→ **Task to complete**: Your reply must contain the full listing below, reproduced exactly, but no pictures.

→ **Material provided**:

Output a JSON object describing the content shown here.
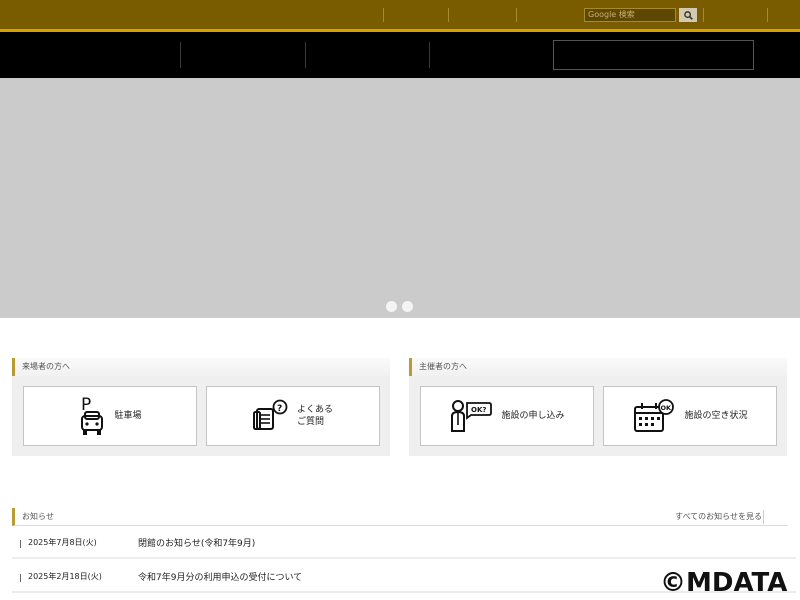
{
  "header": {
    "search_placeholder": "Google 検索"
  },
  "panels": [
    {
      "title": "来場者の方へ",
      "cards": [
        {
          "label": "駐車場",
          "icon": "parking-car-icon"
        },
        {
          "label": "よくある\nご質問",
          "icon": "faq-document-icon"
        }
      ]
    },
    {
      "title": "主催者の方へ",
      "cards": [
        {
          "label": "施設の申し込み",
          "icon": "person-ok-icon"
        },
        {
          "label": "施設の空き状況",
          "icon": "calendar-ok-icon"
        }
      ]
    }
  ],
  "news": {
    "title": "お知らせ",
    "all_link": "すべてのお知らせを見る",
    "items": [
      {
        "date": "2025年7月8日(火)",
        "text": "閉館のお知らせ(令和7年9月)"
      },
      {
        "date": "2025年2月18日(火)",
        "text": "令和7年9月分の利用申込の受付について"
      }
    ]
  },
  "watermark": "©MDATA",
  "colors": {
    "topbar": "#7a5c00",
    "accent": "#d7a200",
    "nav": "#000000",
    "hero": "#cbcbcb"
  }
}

→ **Result of the task**:
Output a JSON object describing the content shown here.
{
  "header": {
    "search_placeholder": "Google 検索"
  },
  "panels": [
    {
      "title": "来場者の方へ",
      "cards": [
        {
          "label": "駐車場",
          "icon": "parking-car-icon"
        },
        {
          "label": "よくある\nご質問",
          "icon": "faq-document-icon"
        }
      ]
    },
    {
      "title": "主催者の方へ",
      "cards": [
        {
          "label": "施設の申し込み",
          "icon": "person-ok-icon"
        },
        {
          "label": "施設の空き状況",
          "icon": "calendar-ok-icon"
        }
      ]
    }
  ],
  "news": {
    "title": "お知らせ",
    "all_link": "すべてのお知らせを見る",
    "items": [
      {
        "date": "2025年7月8日(火)",
        "text": "閉館のお知らせ(令和7年9月)"
      },
      {
        "date": "2025年2月18日(火)",
        "text": "令和7年9月分の利用申込の受付について"
      }
    ]
  },
  "watermark": "©MDATA",
  "colors": {
    "topbar": "#7a5c00",
    "accent": "#d7a200",
    "nav": "#000000",
    "hero": "#cbcbcb"
  }
}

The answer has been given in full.